Wherever the string "title" occurs in a line of these records, report that line.
-.-.-
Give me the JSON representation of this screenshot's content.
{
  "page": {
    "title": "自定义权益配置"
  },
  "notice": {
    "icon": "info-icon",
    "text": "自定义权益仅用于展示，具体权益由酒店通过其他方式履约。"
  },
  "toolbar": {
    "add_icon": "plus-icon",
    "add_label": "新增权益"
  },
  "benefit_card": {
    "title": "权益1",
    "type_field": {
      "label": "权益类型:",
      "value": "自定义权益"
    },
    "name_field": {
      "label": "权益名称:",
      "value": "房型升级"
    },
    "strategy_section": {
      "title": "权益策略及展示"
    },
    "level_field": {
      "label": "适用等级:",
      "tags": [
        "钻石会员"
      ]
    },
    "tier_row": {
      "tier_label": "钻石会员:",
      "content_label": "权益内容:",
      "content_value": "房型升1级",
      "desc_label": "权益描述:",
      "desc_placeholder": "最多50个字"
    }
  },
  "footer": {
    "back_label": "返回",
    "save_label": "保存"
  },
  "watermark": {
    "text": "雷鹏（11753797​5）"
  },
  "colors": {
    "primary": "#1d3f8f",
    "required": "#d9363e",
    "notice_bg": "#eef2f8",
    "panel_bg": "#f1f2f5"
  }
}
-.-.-
* [THE COMPLETED TASK]:
    "title": "自定义权益配置"
    "title": "权益1",
      "title": "权益策略及展示"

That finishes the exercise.